REQUIREMENT -
Give back the lines below verbatim, omitting all pictures.

RECORDS FOR THE TASK -
►
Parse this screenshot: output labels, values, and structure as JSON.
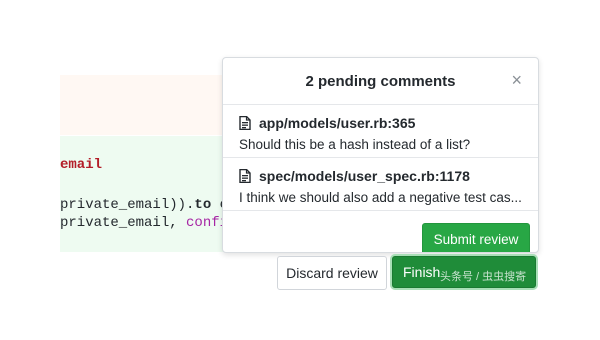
{
  "code": {
    "line1": "email",
    "line2_prefix": "private_email)).",
    "line2_kw": "to",
    "line2_rest": " eq([u",
    "line3_prefix": "private_email, ",
    "line3_kw": "confirmec"
  },
  "popover": {
    "title": "2 pending comments",
    "close_label": "×",
    "comments": [
      {
        "file": "app/models/user.rb:365",
        "text": "Should this be a hash instead of a list?"
      },
      {
        "file": "spec/models/user_spec.rb:1178",
        "text": "I think we should also add a negative test cas..."
      }
    ],
    "submit_label": "Submit review"
  },
  "actions": {
    "discard_label": "Discard review",
    "finish_label": "Finish"
  },
  "watermark": "头条号 / 虫虫搜寄",
  "colors": {
    "accent_green": "#28a745",
    "finish_green": "#1f8c39"
  }
}
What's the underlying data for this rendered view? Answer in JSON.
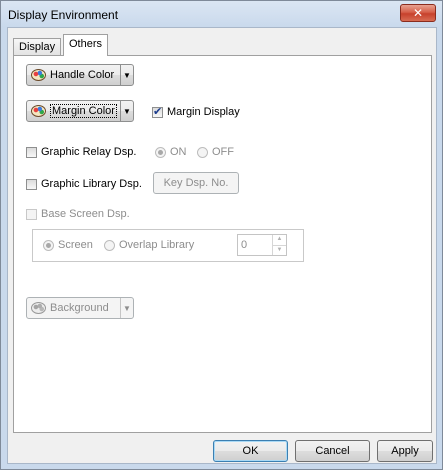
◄
EXERCISE SOLUTION -
Parse this screenshot: output labels, values, and structure as JSON.
{
  "code": {
    "line1": "email",
    "line2_prefix": "private_email)).",
    "line2_kw": "to",
    "line2_rest": " eq([u",
    "line3_prefix": "private_email, ",
    "line3_kw": "confirmec"
  },
  "popover": {
    "title": "2 pending comments",
    "close_label": "×",
    "comments": [
      {
        "file": "app/models/user.rb:365",
        "text": "Should this be a hash instead of a list?"
      },
      {
        "file": "spec/models/user_spec.rb:1178",
        "text": "I think we should also add a negative test cas..."
      }
    ],
    "submit_label": "Submit review"
  },
  "actions": {
    "discard_label": "Discard review",
    "finish_label": "Finish"
  },
  "watermark": "头条号 / 虫虫搜寄",
  "colors": {
    "accent_green": "#28a745",
    "finish_green": "#1f8c39"
  }
}
What's the underlying data for this rendered view? Answer in JSON.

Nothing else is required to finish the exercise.